The Middle East Institute is proud to host Amb. Alan Goulty and Amb. Edward Walker for an examination of the unrest roiling Tunisia and Egypt and its implications for the region at large. Between them, Goulty and Walker have more than 60 years of experience serving in the Arab world. They will draw upon their unique experience and understanding of the region to examine the evolving crises in Tunisia and Egypt, the impact of the street protests on regional governments and the role that Western governments can play during this period of transition.
Bio: Amb. Alan Goulty retired in 2008 after 40 years service in the British Diplomatic Service, including postings as Ambassador to Tunisia (2004-8) and Sudan (1995-9), and as the UK Special Representative for Sudan (2002-4) and Darfur (2005-6). Other diplomatic postings include Lebanon, Egypt and Washington. From 2002-2002 he was the UK Foreign Office Director for the Middle East and North Africa and in 2002 was appointed the UK Special Representative for Sudan. He is currently a non-resident Senior Scholar at the Woodrow Wilson International Center for Scholars, and an adjunct professor at Georgetown.
Amb. Edward Walker is currently a scholar at the Middle East Institute and a professor of global politics at Hamilton College.
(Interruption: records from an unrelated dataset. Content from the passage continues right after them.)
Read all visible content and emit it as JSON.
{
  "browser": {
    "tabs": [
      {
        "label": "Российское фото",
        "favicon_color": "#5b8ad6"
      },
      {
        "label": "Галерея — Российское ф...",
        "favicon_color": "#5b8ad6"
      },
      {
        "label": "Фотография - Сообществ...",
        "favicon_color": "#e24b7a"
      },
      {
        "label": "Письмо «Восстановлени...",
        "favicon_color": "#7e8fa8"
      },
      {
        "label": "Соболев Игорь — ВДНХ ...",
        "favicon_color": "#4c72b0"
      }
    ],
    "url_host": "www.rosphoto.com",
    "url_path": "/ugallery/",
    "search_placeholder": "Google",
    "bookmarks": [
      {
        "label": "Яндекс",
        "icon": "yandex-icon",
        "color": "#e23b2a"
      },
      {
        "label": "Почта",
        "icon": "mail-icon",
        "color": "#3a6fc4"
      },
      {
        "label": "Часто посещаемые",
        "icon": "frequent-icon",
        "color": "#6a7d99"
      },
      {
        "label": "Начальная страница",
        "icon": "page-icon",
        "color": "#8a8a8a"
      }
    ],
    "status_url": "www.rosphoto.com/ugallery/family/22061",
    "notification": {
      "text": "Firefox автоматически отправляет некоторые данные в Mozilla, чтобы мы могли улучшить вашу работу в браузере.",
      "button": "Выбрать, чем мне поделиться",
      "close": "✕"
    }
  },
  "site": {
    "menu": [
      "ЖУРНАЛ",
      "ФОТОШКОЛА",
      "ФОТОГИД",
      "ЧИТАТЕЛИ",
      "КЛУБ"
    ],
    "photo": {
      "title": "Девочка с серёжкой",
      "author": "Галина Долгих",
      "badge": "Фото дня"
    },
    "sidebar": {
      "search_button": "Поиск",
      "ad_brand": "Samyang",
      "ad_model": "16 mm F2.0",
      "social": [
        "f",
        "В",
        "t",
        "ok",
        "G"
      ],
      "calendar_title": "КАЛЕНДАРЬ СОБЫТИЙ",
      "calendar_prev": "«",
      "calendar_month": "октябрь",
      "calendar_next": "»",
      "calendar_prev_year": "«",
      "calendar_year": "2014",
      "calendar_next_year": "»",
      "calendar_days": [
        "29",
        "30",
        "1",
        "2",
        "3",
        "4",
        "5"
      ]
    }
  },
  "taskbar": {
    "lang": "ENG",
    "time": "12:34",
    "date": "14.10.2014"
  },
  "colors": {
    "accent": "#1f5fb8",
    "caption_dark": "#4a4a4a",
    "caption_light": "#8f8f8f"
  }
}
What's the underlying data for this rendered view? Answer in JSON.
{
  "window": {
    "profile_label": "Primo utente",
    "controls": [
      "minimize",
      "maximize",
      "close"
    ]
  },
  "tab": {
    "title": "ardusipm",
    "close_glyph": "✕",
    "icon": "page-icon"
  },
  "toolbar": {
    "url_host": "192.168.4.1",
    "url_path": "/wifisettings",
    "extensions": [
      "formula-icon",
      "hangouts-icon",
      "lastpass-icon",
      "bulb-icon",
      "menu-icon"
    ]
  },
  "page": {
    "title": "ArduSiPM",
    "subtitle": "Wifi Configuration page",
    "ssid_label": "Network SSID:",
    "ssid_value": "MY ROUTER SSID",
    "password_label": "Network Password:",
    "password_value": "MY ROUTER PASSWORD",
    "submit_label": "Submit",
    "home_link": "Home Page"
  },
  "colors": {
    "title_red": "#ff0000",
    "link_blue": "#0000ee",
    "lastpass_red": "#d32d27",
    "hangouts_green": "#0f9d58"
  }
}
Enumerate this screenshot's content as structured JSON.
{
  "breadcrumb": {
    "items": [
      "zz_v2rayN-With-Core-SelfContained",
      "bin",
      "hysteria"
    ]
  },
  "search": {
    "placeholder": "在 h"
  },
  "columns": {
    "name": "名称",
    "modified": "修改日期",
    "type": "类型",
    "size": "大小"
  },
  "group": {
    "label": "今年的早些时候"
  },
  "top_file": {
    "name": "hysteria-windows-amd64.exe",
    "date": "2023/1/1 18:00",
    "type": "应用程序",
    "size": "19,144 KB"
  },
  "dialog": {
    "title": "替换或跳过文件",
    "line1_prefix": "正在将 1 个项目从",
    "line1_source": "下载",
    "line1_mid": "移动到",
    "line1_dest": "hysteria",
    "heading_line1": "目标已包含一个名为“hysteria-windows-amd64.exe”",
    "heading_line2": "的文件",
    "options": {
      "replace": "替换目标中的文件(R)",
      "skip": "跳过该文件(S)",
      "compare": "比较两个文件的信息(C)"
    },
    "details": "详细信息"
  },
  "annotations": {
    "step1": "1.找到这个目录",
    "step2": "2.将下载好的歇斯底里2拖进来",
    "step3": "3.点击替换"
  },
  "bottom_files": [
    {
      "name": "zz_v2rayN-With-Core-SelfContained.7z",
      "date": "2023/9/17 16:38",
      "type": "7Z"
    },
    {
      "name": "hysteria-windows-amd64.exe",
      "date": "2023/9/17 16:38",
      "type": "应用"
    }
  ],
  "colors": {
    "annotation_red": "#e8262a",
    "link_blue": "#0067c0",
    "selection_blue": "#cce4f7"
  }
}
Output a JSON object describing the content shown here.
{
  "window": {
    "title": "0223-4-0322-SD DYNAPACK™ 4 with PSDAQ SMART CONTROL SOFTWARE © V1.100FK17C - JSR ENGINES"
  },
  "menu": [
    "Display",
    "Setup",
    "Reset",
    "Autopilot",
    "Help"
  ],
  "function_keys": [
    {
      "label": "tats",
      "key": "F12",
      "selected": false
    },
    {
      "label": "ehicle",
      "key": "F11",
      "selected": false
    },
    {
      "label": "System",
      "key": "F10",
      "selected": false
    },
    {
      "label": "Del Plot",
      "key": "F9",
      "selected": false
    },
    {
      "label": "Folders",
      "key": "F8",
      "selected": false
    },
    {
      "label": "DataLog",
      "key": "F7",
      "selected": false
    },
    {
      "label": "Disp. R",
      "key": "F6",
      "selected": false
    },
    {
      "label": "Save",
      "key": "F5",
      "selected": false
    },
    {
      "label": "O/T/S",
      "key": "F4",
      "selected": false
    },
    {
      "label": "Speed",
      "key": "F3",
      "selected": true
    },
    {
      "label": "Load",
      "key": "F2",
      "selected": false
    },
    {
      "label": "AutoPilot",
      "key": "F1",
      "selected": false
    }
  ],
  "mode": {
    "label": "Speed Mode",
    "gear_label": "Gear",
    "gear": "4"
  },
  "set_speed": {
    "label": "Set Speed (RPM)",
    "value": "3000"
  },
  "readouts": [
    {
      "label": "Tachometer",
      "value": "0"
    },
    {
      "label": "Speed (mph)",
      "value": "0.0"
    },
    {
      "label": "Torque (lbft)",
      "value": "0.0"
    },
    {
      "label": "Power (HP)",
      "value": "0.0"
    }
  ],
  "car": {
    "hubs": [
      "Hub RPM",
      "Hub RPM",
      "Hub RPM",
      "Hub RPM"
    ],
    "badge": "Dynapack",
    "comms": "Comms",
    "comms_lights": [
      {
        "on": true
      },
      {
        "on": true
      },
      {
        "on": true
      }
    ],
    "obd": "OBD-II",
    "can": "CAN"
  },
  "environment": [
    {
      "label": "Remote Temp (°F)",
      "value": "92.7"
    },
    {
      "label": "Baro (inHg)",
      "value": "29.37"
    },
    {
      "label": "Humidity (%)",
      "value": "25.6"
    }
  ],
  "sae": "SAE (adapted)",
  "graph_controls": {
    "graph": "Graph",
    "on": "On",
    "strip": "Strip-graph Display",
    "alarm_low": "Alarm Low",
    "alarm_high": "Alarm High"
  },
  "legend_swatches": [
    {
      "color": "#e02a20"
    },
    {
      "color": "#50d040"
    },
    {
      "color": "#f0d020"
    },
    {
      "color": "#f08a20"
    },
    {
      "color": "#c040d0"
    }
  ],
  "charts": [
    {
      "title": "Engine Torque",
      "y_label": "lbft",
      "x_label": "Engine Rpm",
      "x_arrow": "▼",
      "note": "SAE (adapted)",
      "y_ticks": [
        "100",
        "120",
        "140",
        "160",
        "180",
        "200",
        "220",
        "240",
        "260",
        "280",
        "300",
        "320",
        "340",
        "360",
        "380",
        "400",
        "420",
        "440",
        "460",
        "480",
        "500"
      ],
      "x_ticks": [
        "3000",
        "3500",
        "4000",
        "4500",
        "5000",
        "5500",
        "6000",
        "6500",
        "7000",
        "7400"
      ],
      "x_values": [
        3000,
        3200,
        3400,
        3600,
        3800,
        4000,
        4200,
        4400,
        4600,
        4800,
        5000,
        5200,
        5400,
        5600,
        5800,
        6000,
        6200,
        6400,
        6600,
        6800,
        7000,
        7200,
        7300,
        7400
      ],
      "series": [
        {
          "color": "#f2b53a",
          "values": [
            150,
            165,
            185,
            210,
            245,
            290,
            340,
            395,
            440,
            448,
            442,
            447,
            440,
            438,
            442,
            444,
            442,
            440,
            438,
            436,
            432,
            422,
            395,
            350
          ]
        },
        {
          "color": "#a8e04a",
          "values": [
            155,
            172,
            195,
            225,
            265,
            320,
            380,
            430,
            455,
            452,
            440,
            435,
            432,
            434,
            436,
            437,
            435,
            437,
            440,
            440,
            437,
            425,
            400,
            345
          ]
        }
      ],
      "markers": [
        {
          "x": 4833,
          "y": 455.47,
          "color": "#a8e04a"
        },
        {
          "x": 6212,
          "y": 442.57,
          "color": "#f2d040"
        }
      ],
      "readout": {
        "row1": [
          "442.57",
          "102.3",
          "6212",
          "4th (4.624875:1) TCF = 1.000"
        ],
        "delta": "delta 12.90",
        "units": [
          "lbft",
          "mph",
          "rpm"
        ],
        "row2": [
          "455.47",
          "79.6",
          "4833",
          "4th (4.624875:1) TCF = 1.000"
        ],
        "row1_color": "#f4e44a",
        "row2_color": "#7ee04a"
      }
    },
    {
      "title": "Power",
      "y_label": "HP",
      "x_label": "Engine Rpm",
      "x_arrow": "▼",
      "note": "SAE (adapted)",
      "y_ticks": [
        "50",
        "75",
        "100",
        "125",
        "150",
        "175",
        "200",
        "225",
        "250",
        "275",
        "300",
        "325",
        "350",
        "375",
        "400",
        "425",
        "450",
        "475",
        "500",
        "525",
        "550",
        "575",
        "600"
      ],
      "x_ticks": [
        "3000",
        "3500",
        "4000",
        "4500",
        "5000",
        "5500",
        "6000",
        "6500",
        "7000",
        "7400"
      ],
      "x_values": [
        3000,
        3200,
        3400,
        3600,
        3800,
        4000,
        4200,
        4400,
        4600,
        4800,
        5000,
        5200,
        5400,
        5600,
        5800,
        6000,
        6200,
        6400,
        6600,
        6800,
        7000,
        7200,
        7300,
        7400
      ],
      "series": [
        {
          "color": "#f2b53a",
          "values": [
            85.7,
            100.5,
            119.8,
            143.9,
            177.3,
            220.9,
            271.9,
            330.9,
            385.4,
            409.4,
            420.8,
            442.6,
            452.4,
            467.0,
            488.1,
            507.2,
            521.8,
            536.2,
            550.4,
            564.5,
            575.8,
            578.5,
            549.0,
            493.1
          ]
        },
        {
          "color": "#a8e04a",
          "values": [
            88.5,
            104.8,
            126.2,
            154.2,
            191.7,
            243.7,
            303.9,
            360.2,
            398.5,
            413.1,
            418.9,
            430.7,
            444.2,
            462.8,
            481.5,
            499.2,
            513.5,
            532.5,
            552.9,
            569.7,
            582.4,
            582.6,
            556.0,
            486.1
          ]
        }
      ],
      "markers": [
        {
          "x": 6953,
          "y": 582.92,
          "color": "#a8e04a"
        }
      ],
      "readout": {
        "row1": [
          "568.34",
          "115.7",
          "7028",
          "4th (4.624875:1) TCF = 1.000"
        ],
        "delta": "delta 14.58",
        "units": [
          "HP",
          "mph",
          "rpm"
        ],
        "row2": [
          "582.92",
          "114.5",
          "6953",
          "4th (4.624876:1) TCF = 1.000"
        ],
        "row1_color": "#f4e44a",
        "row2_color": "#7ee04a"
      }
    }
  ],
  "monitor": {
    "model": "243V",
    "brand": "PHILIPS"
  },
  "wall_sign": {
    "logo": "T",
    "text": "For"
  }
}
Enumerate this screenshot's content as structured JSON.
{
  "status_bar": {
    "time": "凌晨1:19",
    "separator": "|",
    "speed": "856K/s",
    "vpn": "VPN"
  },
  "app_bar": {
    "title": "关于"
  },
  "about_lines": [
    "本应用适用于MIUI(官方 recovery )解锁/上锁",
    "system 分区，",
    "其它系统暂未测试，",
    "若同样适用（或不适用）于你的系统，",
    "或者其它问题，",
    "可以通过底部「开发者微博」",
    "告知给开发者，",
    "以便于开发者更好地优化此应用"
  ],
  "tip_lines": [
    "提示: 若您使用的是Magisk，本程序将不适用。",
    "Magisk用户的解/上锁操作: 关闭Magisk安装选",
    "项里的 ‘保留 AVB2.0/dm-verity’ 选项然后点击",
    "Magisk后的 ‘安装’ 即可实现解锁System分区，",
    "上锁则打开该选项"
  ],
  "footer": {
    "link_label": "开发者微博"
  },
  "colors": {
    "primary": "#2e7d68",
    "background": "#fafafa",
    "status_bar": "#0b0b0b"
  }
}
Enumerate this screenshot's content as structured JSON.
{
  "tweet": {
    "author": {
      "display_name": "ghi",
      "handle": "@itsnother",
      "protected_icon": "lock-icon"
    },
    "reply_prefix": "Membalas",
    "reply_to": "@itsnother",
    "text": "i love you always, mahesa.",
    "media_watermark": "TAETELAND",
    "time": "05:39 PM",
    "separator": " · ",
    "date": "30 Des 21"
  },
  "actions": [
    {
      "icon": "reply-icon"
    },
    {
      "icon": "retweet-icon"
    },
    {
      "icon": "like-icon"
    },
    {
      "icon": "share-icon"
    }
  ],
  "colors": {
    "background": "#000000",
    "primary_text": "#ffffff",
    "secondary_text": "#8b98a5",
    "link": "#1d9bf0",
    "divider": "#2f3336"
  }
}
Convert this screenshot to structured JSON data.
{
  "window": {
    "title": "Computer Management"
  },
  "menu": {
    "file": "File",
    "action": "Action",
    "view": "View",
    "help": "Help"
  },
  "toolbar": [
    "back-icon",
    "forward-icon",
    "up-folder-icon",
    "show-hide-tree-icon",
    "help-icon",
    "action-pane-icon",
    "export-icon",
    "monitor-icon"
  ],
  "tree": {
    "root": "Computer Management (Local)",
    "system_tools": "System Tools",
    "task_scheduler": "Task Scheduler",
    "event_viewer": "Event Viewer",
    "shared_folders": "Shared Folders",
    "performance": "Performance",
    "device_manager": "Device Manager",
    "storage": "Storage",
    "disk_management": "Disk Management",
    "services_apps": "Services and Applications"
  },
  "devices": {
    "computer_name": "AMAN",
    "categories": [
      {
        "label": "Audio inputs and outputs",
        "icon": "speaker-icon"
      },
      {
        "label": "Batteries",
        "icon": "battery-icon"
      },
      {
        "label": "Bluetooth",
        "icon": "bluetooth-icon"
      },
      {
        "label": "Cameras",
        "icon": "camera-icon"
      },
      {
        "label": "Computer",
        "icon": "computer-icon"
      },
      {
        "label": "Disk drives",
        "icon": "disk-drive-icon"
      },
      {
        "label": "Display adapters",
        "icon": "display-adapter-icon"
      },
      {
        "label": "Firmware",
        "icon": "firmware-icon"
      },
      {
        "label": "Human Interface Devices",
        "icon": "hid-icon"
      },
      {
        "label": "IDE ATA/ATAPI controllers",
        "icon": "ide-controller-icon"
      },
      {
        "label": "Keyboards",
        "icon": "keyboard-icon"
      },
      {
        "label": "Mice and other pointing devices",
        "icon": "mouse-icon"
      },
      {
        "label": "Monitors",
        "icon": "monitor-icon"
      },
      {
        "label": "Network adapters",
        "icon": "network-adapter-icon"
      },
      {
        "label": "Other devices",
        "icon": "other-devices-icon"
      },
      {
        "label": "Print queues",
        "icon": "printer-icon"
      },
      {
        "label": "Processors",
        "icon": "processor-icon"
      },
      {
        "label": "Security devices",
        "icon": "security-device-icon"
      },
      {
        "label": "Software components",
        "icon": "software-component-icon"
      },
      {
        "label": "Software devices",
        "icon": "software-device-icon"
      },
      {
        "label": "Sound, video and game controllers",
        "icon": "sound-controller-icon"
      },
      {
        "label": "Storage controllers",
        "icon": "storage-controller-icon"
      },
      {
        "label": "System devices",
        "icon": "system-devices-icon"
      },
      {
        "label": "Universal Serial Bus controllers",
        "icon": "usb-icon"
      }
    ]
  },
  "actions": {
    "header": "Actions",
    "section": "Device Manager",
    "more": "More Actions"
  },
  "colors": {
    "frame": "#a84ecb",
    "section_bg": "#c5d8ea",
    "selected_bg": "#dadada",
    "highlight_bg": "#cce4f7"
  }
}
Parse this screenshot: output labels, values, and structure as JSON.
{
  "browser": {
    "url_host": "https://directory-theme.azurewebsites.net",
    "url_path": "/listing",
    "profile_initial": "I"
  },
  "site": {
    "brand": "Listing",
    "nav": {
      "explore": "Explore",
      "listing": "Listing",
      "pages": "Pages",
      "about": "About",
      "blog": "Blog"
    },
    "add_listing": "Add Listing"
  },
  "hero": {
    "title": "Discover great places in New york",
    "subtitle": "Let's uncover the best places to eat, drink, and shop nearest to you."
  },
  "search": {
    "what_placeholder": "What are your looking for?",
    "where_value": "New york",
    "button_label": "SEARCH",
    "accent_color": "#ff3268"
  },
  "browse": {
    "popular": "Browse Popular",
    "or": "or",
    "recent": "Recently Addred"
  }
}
He also served as President of the Middle East Institute from 2001-2006. Before retiring from the State Department, he served as Assistant Secretary of State for Near Eastern Affairs from 2000-2001 and as US Ambassador to Israel from 1997-2000. Other ambassadorial postings included Egypt from 1994-1997 and the United Arab Emirates from 1989-1992. Walker also served in Lebanon, Syria and Tunisia.
Speakers: Alan Goulty, Edward Walker